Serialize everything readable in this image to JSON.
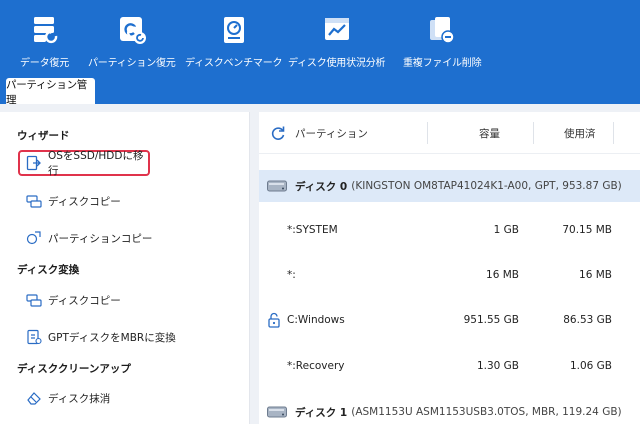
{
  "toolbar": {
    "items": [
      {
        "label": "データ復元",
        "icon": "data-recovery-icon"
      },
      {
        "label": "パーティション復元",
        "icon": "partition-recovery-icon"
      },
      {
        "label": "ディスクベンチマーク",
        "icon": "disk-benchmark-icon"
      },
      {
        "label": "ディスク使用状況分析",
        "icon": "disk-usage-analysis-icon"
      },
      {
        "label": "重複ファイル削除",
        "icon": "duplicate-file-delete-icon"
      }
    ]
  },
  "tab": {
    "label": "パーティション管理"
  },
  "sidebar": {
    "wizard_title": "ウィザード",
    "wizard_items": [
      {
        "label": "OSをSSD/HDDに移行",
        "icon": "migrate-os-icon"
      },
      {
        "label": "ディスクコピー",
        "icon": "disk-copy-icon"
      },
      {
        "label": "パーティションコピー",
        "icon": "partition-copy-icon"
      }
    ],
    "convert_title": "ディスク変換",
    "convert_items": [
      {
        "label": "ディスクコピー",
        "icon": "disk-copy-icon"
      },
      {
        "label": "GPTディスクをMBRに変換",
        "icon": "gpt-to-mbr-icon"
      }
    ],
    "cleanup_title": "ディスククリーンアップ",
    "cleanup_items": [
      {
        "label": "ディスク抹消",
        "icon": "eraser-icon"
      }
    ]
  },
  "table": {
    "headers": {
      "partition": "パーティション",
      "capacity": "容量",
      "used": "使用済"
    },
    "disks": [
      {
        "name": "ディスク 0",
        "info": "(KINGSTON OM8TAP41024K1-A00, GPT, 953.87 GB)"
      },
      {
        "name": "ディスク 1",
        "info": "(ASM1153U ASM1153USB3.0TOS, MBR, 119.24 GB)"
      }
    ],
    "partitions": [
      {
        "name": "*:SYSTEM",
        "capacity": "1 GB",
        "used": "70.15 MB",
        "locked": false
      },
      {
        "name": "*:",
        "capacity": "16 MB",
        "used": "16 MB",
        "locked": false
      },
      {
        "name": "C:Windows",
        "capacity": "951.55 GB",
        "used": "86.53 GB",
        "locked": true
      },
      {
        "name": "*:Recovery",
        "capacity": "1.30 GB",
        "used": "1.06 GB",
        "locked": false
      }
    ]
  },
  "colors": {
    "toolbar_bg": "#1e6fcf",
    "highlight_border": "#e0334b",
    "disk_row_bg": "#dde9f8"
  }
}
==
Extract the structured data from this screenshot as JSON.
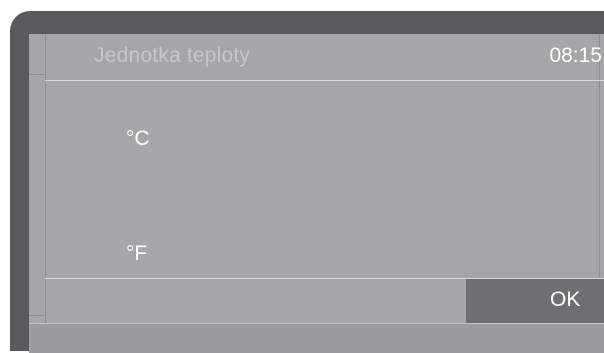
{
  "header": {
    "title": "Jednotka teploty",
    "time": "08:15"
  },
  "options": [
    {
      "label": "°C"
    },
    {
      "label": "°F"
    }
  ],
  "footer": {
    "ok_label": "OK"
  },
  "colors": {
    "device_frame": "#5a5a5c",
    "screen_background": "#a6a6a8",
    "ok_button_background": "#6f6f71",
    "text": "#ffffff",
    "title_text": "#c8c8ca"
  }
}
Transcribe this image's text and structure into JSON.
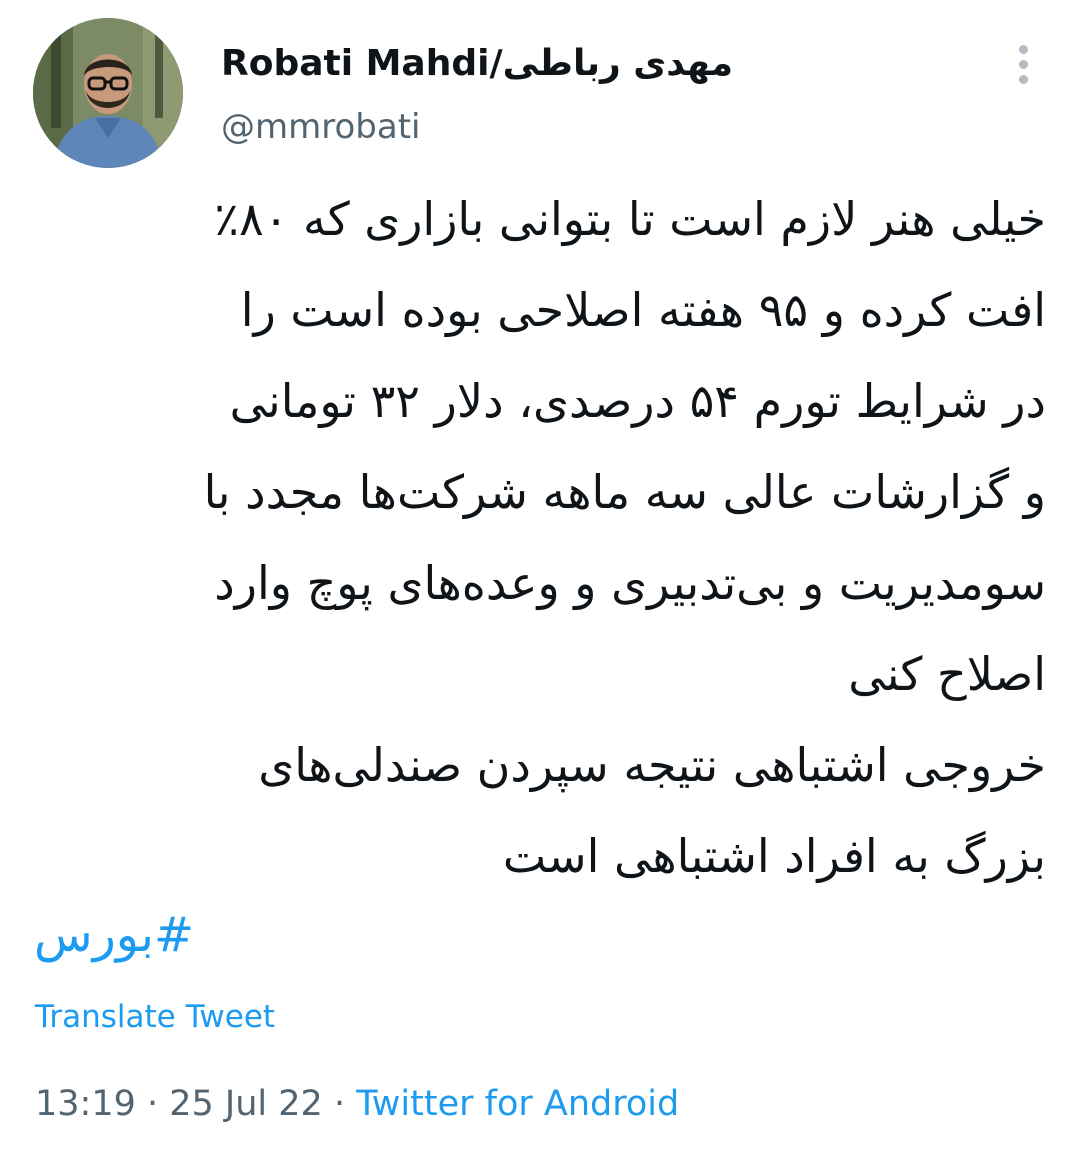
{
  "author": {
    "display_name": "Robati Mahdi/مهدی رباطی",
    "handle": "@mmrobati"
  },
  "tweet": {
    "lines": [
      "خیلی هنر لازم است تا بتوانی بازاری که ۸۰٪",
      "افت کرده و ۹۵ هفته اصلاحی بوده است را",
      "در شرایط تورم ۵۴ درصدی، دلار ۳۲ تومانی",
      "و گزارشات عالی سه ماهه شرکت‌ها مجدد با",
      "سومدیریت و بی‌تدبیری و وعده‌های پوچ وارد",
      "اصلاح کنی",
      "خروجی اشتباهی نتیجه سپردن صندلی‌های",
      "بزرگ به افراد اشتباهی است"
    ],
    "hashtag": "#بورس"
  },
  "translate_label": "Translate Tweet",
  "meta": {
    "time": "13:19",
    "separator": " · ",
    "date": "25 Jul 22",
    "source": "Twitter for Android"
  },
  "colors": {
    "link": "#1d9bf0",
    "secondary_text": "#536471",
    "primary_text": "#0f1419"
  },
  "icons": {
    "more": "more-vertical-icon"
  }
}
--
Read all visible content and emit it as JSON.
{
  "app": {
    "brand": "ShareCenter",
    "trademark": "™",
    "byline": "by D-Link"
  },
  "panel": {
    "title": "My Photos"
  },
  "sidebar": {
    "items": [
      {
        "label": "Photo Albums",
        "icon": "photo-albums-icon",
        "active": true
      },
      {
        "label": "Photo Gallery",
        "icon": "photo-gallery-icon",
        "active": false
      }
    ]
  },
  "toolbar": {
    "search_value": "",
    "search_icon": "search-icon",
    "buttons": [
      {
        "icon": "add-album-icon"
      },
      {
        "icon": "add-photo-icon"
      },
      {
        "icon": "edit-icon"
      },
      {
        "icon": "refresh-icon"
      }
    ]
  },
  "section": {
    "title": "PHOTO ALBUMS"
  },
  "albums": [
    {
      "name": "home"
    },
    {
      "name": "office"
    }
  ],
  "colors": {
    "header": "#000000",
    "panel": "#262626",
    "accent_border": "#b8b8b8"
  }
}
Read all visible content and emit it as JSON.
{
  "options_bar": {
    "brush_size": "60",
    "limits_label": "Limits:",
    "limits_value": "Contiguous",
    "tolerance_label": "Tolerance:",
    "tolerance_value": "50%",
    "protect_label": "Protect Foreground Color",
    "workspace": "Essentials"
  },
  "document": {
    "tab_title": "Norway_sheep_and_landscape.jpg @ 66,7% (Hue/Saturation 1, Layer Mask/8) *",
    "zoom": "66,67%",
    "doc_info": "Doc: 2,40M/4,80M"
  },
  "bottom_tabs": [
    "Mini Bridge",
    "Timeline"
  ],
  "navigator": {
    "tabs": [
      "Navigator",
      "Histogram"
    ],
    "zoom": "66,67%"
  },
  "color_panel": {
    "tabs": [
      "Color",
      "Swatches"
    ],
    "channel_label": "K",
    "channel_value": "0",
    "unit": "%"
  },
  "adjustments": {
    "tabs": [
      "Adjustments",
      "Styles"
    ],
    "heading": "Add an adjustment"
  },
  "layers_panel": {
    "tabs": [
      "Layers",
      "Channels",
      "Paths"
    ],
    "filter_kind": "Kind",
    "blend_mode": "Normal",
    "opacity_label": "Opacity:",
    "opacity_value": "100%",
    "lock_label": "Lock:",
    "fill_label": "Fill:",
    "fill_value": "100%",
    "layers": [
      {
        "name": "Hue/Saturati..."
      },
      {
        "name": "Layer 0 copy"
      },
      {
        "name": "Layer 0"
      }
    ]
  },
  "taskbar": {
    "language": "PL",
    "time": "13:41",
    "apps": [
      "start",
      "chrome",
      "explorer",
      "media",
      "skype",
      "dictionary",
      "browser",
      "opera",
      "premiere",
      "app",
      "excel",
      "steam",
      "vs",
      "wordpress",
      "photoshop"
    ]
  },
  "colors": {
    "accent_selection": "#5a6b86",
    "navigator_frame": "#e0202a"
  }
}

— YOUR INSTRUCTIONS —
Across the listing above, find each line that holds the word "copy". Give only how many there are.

— ANSWER TO THIS PROBLEM —
4